In Negotiation, Patience Wins the Jackpot

Posted by & filed under Dispute Resolution.

On April 9, the hearts of internet entrepreneurs everywhere must have skipped a beat at the news that Facebook was paying $1 billion in cash and stock to buy Instagram, a San Francisco-based start-up.

Less than two years old, Instagram offers mobile apps that allow users to add effects to their smartphone photos and share them with friends. Though the company has no revenue and employs only about a dozen people, it has experienced a meteoric rise and enjoys an “almost cult-life following,” according to the New York Times. Its 30 million users upload more than five million photos a day, though the app was only available on Apple devices recently.

Dispute Resolution

Posted by & filed under Text Ads.

In this free special report Dispute Resolution, Working Together Toward Conflict Resolution on the Job and at Home, the editors of Negotiation cull valuable negotiation strategies and curate popular content to provide you with a concise guide on how to improve your dispute resolution skills.

Harborco: Role-Play Simulation

Posted by & filed under Freemium.

Harborco is a consortium of development, industrial, and shipping concerns that are eager to proceed with the building of a new port, but face hurdles and potential opposition as they advance through the licensing process. The Federal Licensing Agency would like to see them work with other stakeholders to develop a project that is acceptable to all, or at least most parties. The project proponents must employ their negotiation skills to craft proposals that win the support of others in order to proceed.

Negotiating for a Higher Salary

Posted by & filed under Business Negotiations.

For a new employee, negotiating a salary offer up by $5,000 could make a huge difference over the course of a career. A 25-year-old employee who enters the job market at $55,000 will earn about $634,000 more over the course of a 40-year career (assuming annual 5% raises) than an employee who starts out at

Identify your negotiating style

Posted by & filed under Negotiation Skills.

Have you ever wondered if your negotiating style is too tough or too accommodating? Too cooperative or too selfish? You might strive for an ideal balance, but, chances are, your innate and learned tendencies will have a strong impact on how you negotiate. Wise negotiators seek to identify these tendencies and enhance them according to

Using a Series of Linked Games to Teach a Mutual-Gains Approach to Water Negotiations

Posted by & filed under Pedagogy at the Program on Negotiation (Pedagogy @ PON).

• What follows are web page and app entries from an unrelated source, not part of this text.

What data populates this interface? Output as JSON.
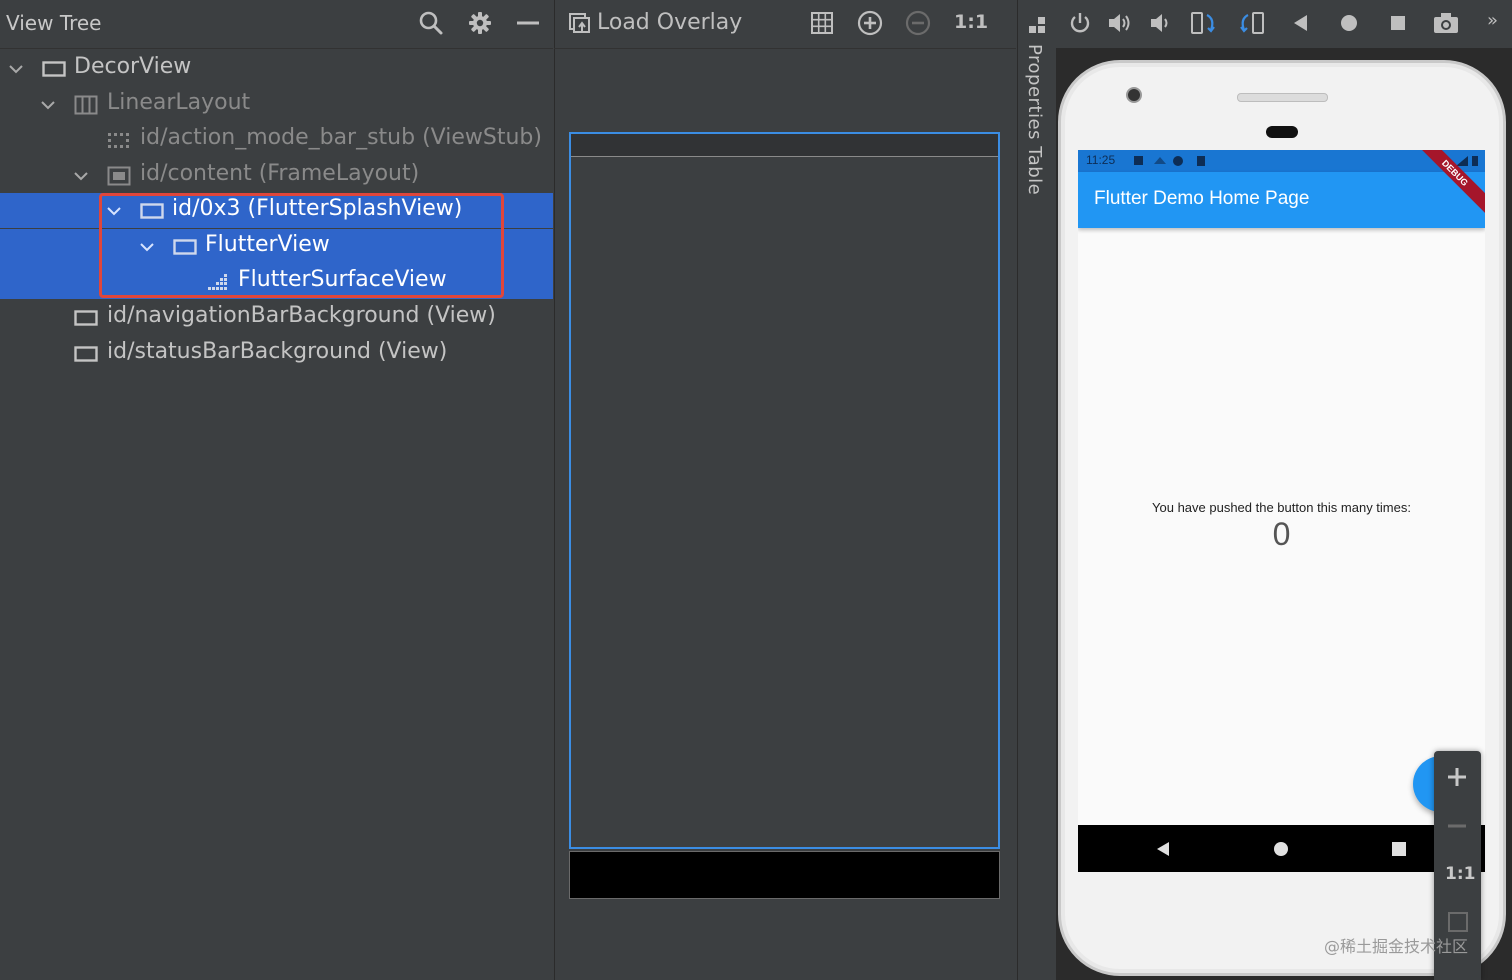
{
  "left_panel": {
    "title": "View Tree",
    "tree": [
      {
        "label": "DecorView",
        "dim": false
      },
      {
        "label": "LinearLayout",
        "dim": true
      },
      {
        "label": "id/action_mode_bar_stub (ViewStub)",
        "dim": true
      },
      {
        "label": "id/content (FrameLayout)",
        "dim": true
      },
      {
        "label": "id/0x3 (FlutterSplashView)",
        "selected": true
      },
      {
        "label": "FlutterView",
        "selected": true
      },
      {
        "label": "FlutterSurfaceView",
        "selected": true
      },
      {
        "label": "id/navigationBarBackground (View)",
        "dim": false
      },
      {
        "label": "id/statusBarBackground (View)",
        "dim": false
      }
    ]
  },
  "middle_panel": {
    "load_overlay_label": "Load Overlay",
    "actual_size_label": "1:1"
  },
  "side_strip": {
    "properties_label": "Properties Table"
  },
  "emulator": {
    "status_time": "11:25",
    "debug_banner": "DEBUG",
    "app_title": "Flutter Demo Home Page",
    "counter_text": "You have pushed the button this many times:",
    "counter_value": "0",
    "zoom_actual_label": "1:1",
    "overflow_label": "»"
  },
  "watermark": "@稀土掘金技术社区",
  "colors": {
    "selection": "#2f65ca",
    "highlight_border": "#e0463b",
    "app_bar": "#2196f3",
    "status_bar": "#1976d2"
  }
}
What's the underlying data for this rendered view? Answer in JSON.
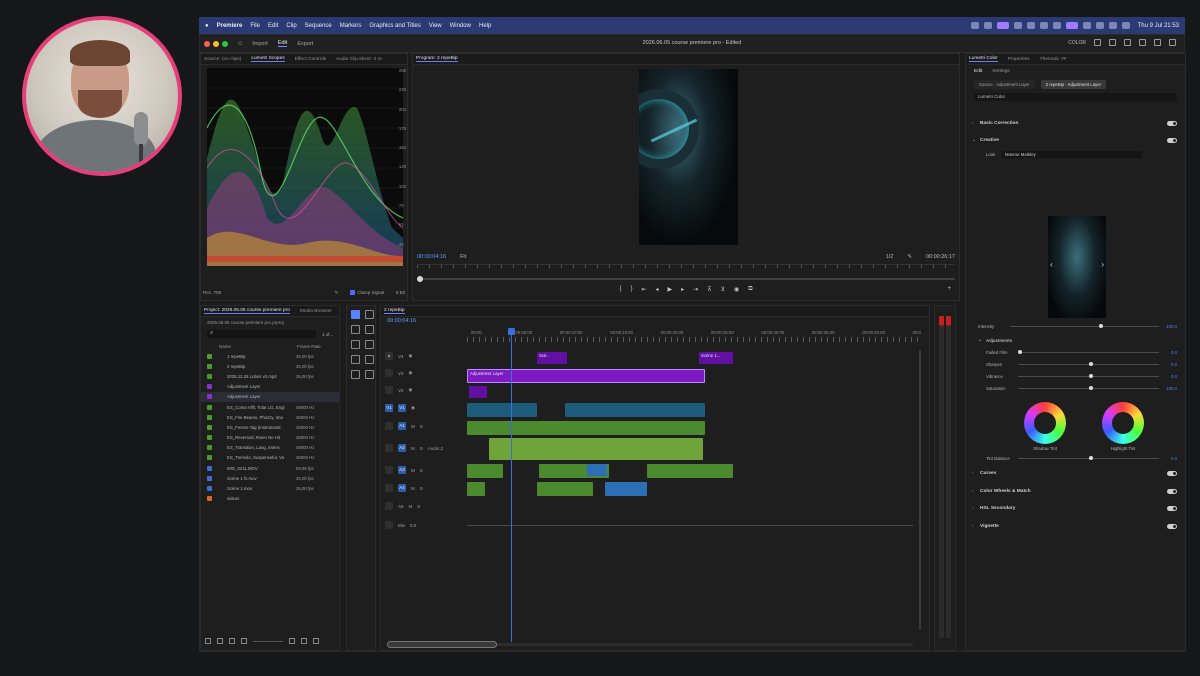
{
  "menubar": {
    "app": "Premiere",
    "items": [
      "File",
      "Edit",
      "Clip",
      "Sequence",
      "Markers",
      "Graphics and Titles",
      "View",
      "Window",
      "Help"
    ],
    "clock": "Thu 9 Jul 21:53"
  },
  "titlebar": {
    "tabs": [
      "Import",
      "Edit",
      "Export"
    ],
    "active_tab": "Edit",
    "title": "2026.06.05 course premiere pro - Edited",
    "workspace": "COLOR"
  },
  "scopes": {
    "tabs": [
      "Source: (no clips)",
      "Lumetri Scopes",
      "Effect Controls",
      "Audio Clip Mixer: 2 re"
    ],
    "scale": [
      "255",
      "230",
      "204",
      "178",
      "153",
      "128",
      "102",
      "76",
      "51",
      "25",
      "0"
    ],
    "scale_right": [
      "100",
      "90",
      "80",
      "70",
      "60",
      "50",
      "40",
      "30",
      "20",
      "10",
      "0"
    ],
    "footer_left": "Rec. 709",
    "clamp": "Clamp Signal",
    "bit": "8 Bit"
  },
  "program": {
    "title": "Program: 2 repeBip",
    "timecode": "00:00:04:16",
    "fit": "Fit",
    "quality": "1/2",
    "duration": "00:00:26:17"
  },
  "project": {
    "tabs": [
      "Project: 2026.06.05 course premiere pro",
      "Media Browser"
    ],
    "path": "2026.06.05 course premiere pro.prproj",
    "count": "1 of...",
    "col_name": "Name",
    "col_rate": "Frame Rate",
    "items": [
      {
        "name": "1 repeBip",
        "rate": "25,00 fps",
        "color": "#4d9b2e"
      },
      {
        "name": "2 repeBip",
        "rate": "25,00 fps",
        "color": "#4d9b2e"
      },
      {
        "name": "2025.12.26 Lobos v2.mp4",
        "rate": "25,00 fps",
        "color": "#4d9b2e"
      },
      {
        "name": "Adjustment Layer",
        "rate": "",
        "color": "#8b2fc9"
      },
      {
        "name": "Adjustment Layer",
        "rate": "",
        "color": "#8b2fc9"
      },
      {
        "name": "ES_Coma Vlift, Tolar LG, Engl",
        "rate": "48000 Hz",
        "color": "#4d9b2e"
      },
      {
        "name": "ES_Fire Beams, Phuzzy, Ima",
        "rate": "48000 Hz",
        "color": "#4d9b2e"
      },
      {
        "name": "ES_Freeze Tag (Instrumentl",
        "rate": "48000 Hz",
        "color": "#4d9b2e"
      },
      {
        "name": "ES_Reversed, Risen No Hit",
        "rate": "48000 Hz",
        "color": "#4d9b2e"
      },
      {
        "name": "ES_Transition, Lang, intens",
        "rate": "48000 Hz",
        "color": "#4d9b2e"
      },
      {
        "name": "ES_Tremolo, Suspenseful, Vo",
        "rate": "48000 Hz",
        "color": "#4d9b2e"
      },
      {
        "name": "IMG_0211.MOV",
        "rate": "59,95 fps",
        "color": "#3f6bd6"
      },
      {
        "name": "Scène 1 fx.mov",
        "rate": "25,00 fps",
        "color": "#3f6bd6"
      },
      {
        "name": "Scène 1.mov",
        "rate": "25,00 fps",
        "color": "#3f6bd6"
      },
      {
        "name": "videos",
        "rate": "",
        "color": "#d46a2c"
      }
    ]
  },
  "timeline": {
    "tab": "2 repeBip",
    "timecode": "00:00:04:16",
    "ruler": [
      "00:00",
      "00:00:05:00",
      "00:00:10:00",
      "00:00:15:00",
      "00:00:20:00",
      "00:00:25:00",
      "00:00:30:00",
      "00:00:35:00",
      "00:00:40:00",
      "00:0"
    ],
    "tracks": [
      "V4",
      "V3",
      "V2",
      "V1",
      "A1",
      "A2",
      "A3",
      "A4",
      "A5",
      "Mix"
    ],
    "audio_label": "Audio 2",
    "mix_value": "0.0",
    "clip_adjustment": "Adjustment Layer",
    "clip_sce": "Scè..",
    "clip_scene": "Scène 1..."
  },
  "lumetri": {
    "tabs": [
      "Lumetri Color",
      "Properties",
      "Thematic VF"
    ],
    "subtabs": [
      "Edit",
      "Settings"
    ],
    "source_master": "Source · Adjustment Layer",
    "source_clip": "2 repeBip · Adjustment Layer",
    "preset": "Lumetri Color",
    "sections": [
      "Basic Correction",
      "Creative",
      "Curves",
      "Color Wheels & Match",
      "HSL Secondary",
      "Vignette"
    ],
    "look_label": "Look",
    "look_value": "Monroe Markley",
    "intensity_label": "Intensity",
    "intensity_value": "100.0",
    "adjustments_label": "Adjustments",
    "sliders": [
      {
        "label": "Faded Film",
        "value": "0.0",
        "pos": 0.0
      },
      {
        "label": "Sharpen",
        "value": "0.0",
        "pos": 0.5
      },
      {
        "label": "Vibrance",
        "value": "0.0",
        "pos": 0.5
      },
      {
        "label": "Saturation",
        "value": "100.0",
        "pos": 0.5
      }
    ],
    "shadow_tint": "Shadow Tint",
    "highlight_tint": "Highlight Tint",
    "tint_balance": "Tint Balance",
    "tint_balance_value": "0.0"
  }
}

Multi-issue, multi-party negotiations over the allocation of boundary-crossing water resources are increasingly important almost everywhere in the world. Existing role-play simulations are helpful in conveying practical wisdom about such negotiations, but most games only deal with one issue or one aspect of negotiation at a time.
Underrepresented in our teaching materials are ‘linked games’ that cover